• What you are asked to do:
Output every entry exactly, without any pictures.

• Recorded data:
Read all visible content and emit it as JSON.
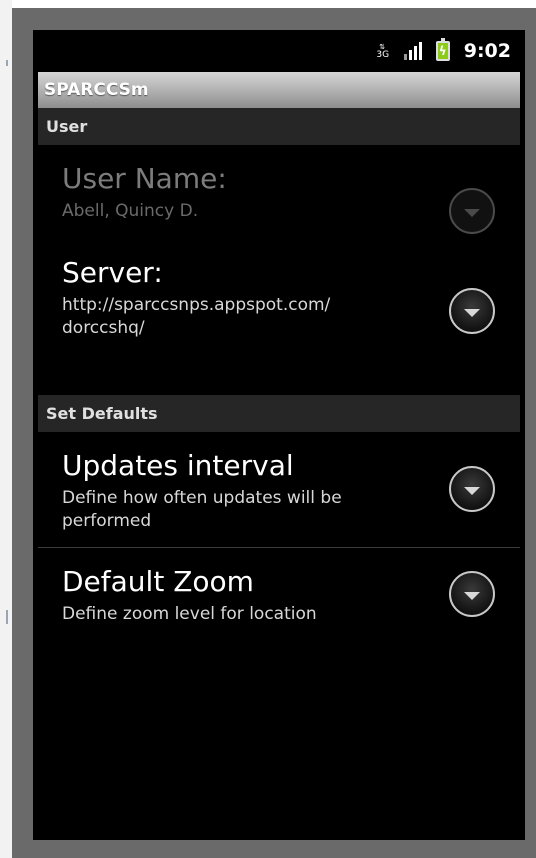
{
  "status_bar": {
    "network_type": "3G",
    "time": "9:02",
    "icons": [
      "data-activity-icon",
      "signal-strength-icon",
      "battery-charging-icon"
    ]
  },
  "app": {
    "title": "SPARCCSm"
  },
  "sections": [
    {
      "header": "User",
      "items": [
        {
          "title": "User Name:",
          "summary": "Abell, Quincy D.",
          "enabled": false,
          "icon": "dropdown-arrow-icon"
        },
        {
          "title": "Server:",
          "summary": "http://sparccsnps.appspot.com/\ndorccshq/",
          "enabled": true,
          "icon": "dropdown-arrow-icon"
        }
      ]
    },
    {
      "header": "Set Defaults",
      "items": [
        {
          "title": "Updates interval",
          "summary": "Define how often updates will be\nperformed",
          "enabled": true,
          "icon": "dropdown-arrow-icon"
        },
        {
          "title": "Default Zoom",
          "summary": "Define zoom level for location",
          "enabled": true,
          "icon": "dropdown-arrow-icon"
        }
      ]
    }
  ],
  "colors": {
    "screen_background": "#000000",
    "section_header_background": "#262626",
    "battery": "#8dcb1a",
    "disabled_text": "#7c7c7c"
  }
}
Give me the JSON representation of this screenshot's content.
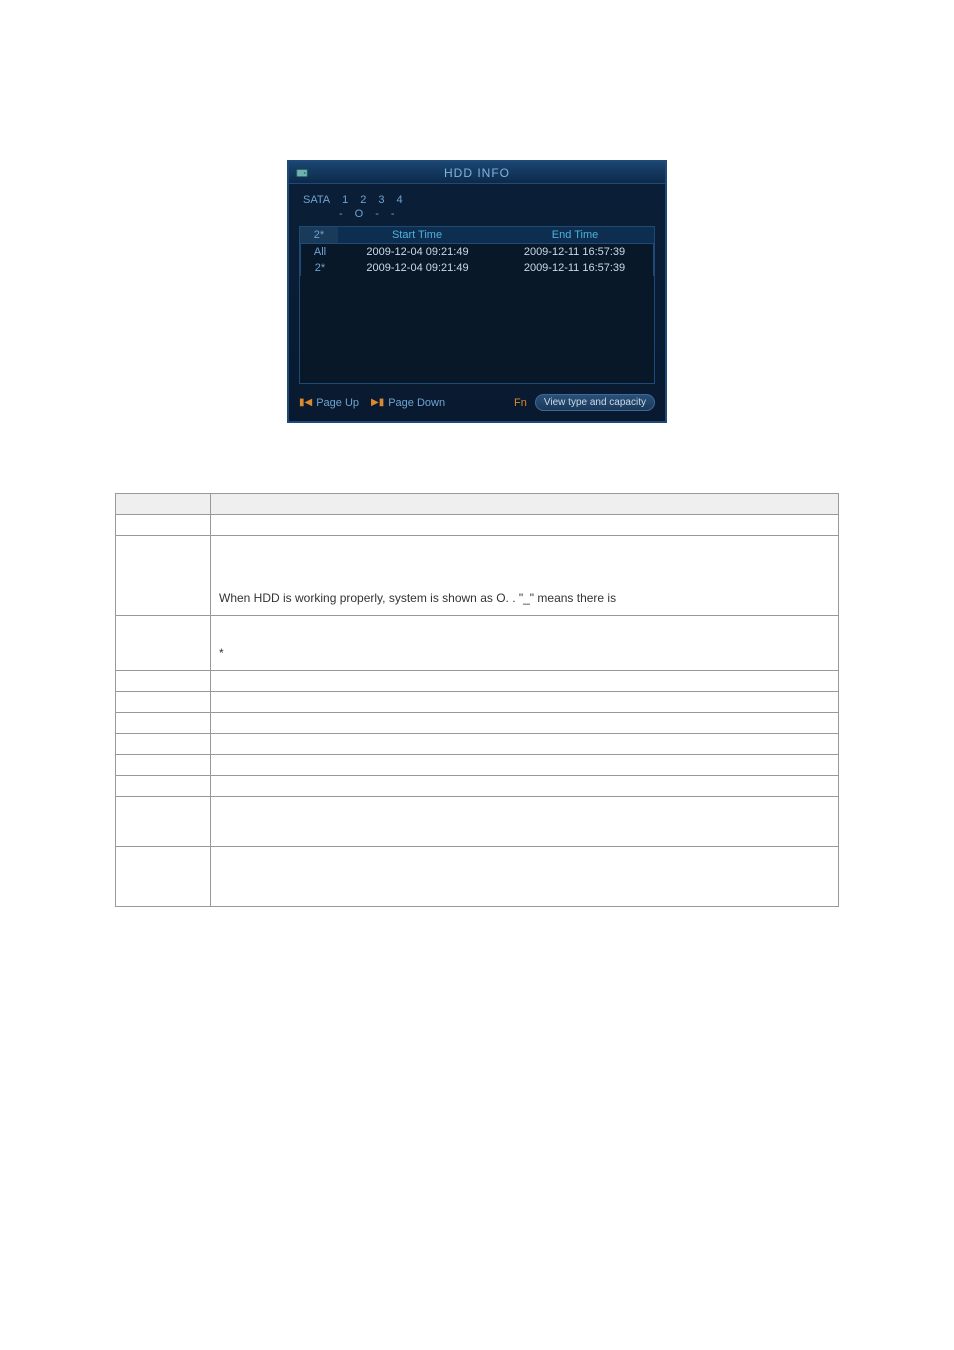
{
  "dialog": {
    "title": "HDD INFO",
    "sata_label": "SATA",
    "slots": [
      "1",
      "2",
      "3",
      "4"
    ],
    "statuses": [
      "-",
      "O",
      "-",
      "-"
    ],
    "table": {
      "head_id": "2*",
      "head_start": "Start Time",
      "head_end": "End Time",
      "rows": [
        {
          "id": "All",
          "start": "2009-12-04 09:21:49",
          "end": "2009-12-11 16:57:39"
        },
        {
          "id": "2*",
          "start": "2009-12-04 09:21:49",
          "end": "2009-12-11 16:57:39"
        }
      ]
    },
    "page_up": "Page Up",
    "page_down": "Page Down",
    "fn": "Fn",
    "view_btn": "View type and capacity"
  },
  "desc": {
    "header_param": "",
    "header_func": "",
    "rows": [
      {
        "param": "",
        "func": ""
      },
      {
        "param": "",
        "func": "When HDD is working properly, system is shown as O. . \"_\" means there is"
      },
      {
        "param": "",
        "func": "*"
      },
      {
        "param": "",
        "func": ""
      },
      {
        "param": "",
        "func": ""
      },
      {
        "param": "",
        "func": ""
      },
      {
        "param": "",
        "func": ""
      },
      {
        "param": "",
        "func": ""
      },
      {
        "param": "",
        "func": ""
      },
      {
        "param": "",
        "func": ""
      },
      {
        "param": "",
        "func": ""
      }
    ]
  }
}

• Result:
Read all visible content and emit it as JSON.
{
  "status_bar": {
    "network_type": "3G",
    "time": "9:02",
    "icons": [
      "data-activity-icon",
      "signal-strength-icon",
      "battery-charging-icon"
    ]
  },
  "app": {
    "title": "SPARCCSm"
  },
  "sections": [
    {
      "header": "User",
      "items": [
        {
          "title": "User Name:",
          "summary": "Abell, Quincy D.",
          "enabled": false,
          "icon": "dropdown-arrow-icon"
        },
        {
          "title": "Server:",
          "summary": "http://sparccsnps.appspot.com/\ndorccshq/",
          "enabled": true,
          "icon": "dropdown-arrow-icon"
        }
      ]
    },
    {
      "header": "Set Defaults",
      "items": [
        {
          "title": "Updates interval",
          "summary": "Define how often updates will be\nperformed",
          "enabled": true,
          "icon": "dropdown-arrow-icon"
        },
        {
          "title": "Default Zoom",
          "summary": "Define zoom level for location",
          "enabled": true,
          "icon": "dropdown-arrow-icon"
        }
      ]
    }
  ],
  "colors": {
    "screen_background": "#000000",
    "section_header_background": "#262626",
    "battery": "#8dcb1a",
    "disabled_text": "#7c7c7c"
  }
}
Give me the JSON representation of this screenshot's content.
{
  "dialog": {
    "title": "HDD INFO",
    "sata_label": "SATA",
    "slots": [
      "1",
      "2",
      "3",
      "4"
    ],
    "statuses": [
      "-",
      "O",
      "-",
      "-"
    ],
    "table": {
      "head_id": "2*",
      "head_start": "Start Time",
      "head_end": "End Time",
      "rows": [
        {
          "id": "All",
          "start": "2009-12-04 09:21:49",
          "end": "2009-12-11 16:57:39"
        },
        {
          "id": "2*",
          "start": "2009-12-04 09:21:49",
          "end": "2009-12-11 16:57:39"
        }
      ]
    },
    "page_up": "Page Up",
    "page_down": "Page Down",
    "fn": "Fn",
    "view_btn": "View type and capacity"
  },
  "desc": {
    "header_param": "",
    "header_func": "",
    "rows": [
      {
        "param": "",
        "func": ""
      },
      {
        "param": "",
        "func": "When HDD is working properly, system is shown as O. . \"_\" means there is"
      },
      {
        "param": "",
        "func": "*"
      },
      {
        "param": "",
        "func": ""
      },
      {
        "param": "",
        "func": ""
      },
      {
        "param": "",
        "func": ""
      },
      {
        "param": "",
        "func": ""
      },
      {
        "param": "",
        "func": ""
      },
      {
        "param": "",
        "func": ""
      },
      {
        "param": "",
        "func": ""
      },
      {
        "param": "",
        "func": ""
      }
    ]
  }
}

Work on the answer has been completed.